In 2010, Dad came to my college graduation and videoed the ceremony. He was the first in his family to earn a college degree and now both of his daughters had reached this milestone.
During this time Alzheimer’s began to steal my Dad away.
It didn’t seem fair. His parent lived sober-mindedly into their 90s. Dad thought he had longevity on his side. Mind over matter, Dad put up a good fight, but Alzheimer’s continued to erode away.
In 2012, our family took a last minute road trip to New Orleans and celebrate my Mom and Dad’s 50th Anniversary. I continued to take Mom and Dad on short road trips to Galina, IL, Munsinger Gardens, and the Apostle Islands before Alzheimer’s overcame Dad’s life.
The last three years have been agonizing for my family, but Alzheimer’s doesn’t define who my Dad was, and Alzheimer’s doesn’t have a hold on him anymore.
I will always remember my Dad as a kind, gentle, genuine, and generous man with unwavering integrity. I miss you, Dad. I miss you.
The day after my Dad had passed away, my Mom, Sister and I met with the funeral Chaplain. She showed us the funeral program options. Among them was a cardinal.

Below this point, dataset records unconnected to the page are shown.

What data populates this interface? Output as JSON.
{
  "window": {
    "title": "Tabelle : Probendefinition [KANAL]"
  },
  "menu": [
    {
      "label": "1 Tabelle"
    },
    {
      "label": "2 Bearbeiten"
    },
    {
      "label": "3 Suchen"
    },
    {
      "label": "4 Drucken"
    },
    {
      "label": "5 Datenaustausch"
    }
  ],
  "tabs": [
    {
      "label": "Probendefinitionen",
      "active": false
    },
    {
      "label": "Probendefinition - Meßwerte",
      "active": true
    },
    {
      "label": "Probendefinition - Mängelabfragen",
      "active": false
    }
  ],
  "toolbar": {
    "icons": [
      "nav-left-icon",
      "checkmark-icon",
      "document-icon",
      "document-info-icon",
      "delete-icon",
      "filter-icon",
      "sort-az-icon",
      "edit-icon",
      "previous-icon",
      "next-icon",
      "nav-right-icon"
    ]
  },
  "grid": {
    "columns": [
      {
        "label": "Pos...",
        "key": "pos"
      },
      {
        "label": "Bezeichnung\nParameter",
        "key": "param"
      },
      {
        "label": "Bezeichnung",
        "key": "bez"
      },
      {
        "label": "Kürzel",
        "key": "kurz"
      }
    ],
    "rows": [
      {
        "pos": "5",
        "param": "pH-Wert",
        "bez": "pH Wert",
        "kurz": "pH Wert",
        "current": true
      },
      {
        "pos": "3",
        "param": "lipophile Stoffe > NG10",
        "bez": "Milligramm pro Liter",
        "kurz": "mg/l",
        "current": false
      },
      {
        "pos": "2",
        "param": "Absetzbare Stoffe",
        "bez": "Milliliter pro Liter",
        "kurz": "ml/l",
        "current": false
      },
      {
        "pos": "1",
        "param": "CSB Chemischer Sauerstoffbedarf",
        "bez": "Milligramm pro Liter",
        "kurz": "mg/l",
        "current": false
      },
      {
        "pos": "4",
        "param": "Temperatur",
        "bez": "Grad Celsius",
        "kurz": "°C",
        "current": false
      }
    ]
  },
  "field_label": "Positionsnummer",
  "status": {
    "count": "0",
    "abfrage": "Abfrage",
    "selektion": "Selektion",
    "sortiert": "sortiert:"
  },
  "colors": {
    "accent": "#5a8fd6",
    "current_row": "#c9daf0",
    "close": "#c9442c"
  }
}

All three of us gravitated to this program because of my Dad’s great love for birds.
“Do you know the significance of the cardinal?” the Chaplain asked.

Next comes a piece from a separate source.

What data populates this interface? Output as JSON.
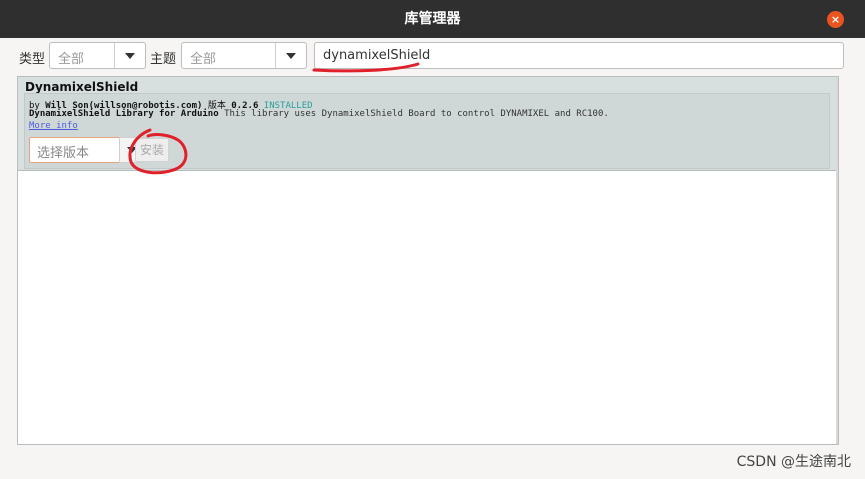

We shook our heads, no.
She said the cardinal is symbolic of those who have departed and come back to escort a loved one on to eternal life.
We burst into tears because just hours before Dad had passed away, a male and female cardinal had perched in the snowy tree outside of his room. It seemed odd as there were no bird feeders around, yet the pair perched in the tree for 15 minutes—long enough for their presence to be noticed. Dad was close to his parents who had both passed away just a few years before.
My Grandma had faith in Jesus, and I shared my faith in Jesus with Grandpa and Dad for the hope of eternal life.
There was no doubt in my mind that the male and female cardinal were angels God had sent to give us hope that Grandma, Grandpa, and Dad are with Jesus until one day we join them for eternity.
Video: Angels unaware
I love you forever, Dad. I love you forever.